While I was impressed by the reviews of FuzziBunz Perfect Size pocket diapers, at the time my concern was the price. FuzziBunz Perfect Size pocket diapers cost $17.95, which was the same as a one-size bumGenius 3.0 pocket diaper. While I had concerns about the fit of a one-size diaper, I couldn’t argue with the potential savings. I dreaded the thought of having to buy pocket diapers that were so pricey in two or three different sizes. So we ultimately chose to go with bumGenius which has been a mostly good, but occasionally frustrating experience. But a few months ago when my father-in-law was visiting after the birth of baby boy, he wanted to buy us more diapers if we needed or wanted them. Always anxious to add new fluff to my stash I found a sale and decided to give FuzziBunz a try, along with a few other new products. I ordered a XS and a Small. I liked the XS very much. These are not the typical perfect sized diapers and not every seller will carry them. They are less expensive and also have fewer snaps on them. Generally I dislike snaps on cloth diapers, whether on fitted diapers, pockets or covers. They have never worked well with my kids. However, I wanted to give this popular product a try. I actually like the XS FuzziBunz. It fit my skinny legged son when his one-size pocket diapers were still way too big. They were as absorbent, perhaps a bit more so than his newborn all-in-ones.  He was also able to wear it longer than I anticipated given that he was born at more than eight pounds. I was looking forward to trying the size small and in the back of my head I was even considering purchasing a few more. Then we started using the size small. It just didn’t work. I couldn’t get a good fit on his skinny legs. He wet through the insert quickly and there wasn’t really much room to add a doubler, though I did try and it did help, but not as much as I would have hoped. At 12 and half pounds, this diaper still doesn’t fit him well. The snaps don’t allow me to customize the kind of fit a need with a tall, skinny baby who has no thighs to speak of. It is still in my rotation, but it isn’t one of my favorites. I’ve very disappointed because of the huge hype surrounding this diaper and while I will keep using it, I definitely won’t be purchasing anymore anytime soon.
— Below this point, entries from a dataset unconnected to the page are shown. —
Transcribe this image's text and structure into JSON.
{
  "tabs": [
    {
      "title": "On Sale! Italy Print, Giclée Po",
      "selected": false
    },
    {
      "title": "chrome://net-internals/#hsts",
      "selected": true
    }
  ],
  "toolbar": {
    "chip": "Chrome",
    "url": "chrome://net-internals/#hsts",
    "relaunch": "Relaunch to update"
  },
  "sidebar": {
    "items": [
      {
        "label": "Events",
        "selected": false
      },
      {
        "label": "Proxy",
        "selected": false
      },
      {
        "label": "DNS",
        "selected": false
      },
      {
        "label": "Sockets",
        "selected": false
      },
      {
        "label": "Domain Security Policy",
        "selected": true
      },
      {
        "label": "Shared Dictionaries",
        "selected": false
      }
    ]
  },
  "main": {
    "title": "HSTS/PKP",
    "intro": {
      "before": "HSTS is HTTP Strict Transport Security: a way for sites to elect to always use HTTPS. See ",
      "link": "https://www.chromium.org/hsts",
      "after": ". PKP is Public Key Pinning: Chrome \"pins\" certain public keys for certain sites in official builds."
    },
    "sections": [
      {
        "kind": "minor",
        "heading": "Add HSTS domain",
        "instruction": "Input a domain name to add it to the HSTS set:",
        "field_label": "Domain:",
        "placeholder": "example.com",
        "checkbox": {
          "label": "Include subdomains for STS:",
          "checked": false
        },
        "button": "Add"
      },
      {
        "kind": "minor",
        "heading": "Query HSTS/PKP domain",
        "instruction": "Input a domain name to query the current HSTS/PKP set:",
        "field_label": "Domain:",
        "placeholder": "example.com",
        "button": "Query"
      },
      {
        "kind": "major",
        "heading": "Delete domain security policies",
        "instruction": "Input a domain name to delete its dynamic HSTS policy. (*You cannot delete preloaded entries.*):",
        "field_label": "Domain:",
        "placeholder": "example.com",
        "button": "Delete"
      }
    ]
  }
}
Now I realize that currently the price of Perfect Size FuzziBunz has dropped to closer to that of a sized All-In-One pocket diaper and they now also have a One-Size diaper which is comparable in price to other brands like bumGenius, which is also now available in a snap option. My dislike of snaps and mixed results with the Perfect Size diapers is keeping me from adding any FuzziBunz One-Size diapers to my stash. That being said, I did consider purchasing some FuzziBunz Perfect Size in Large last year when my toddler daughter began to out grow her bumGenius 3.0 pocket diapers. Snaps can be better at keeping a clever toddler from taking off her diaper and I would still consider these diapers for that sort of option in the future. But based on my current experience I think I still prefer bumGenius.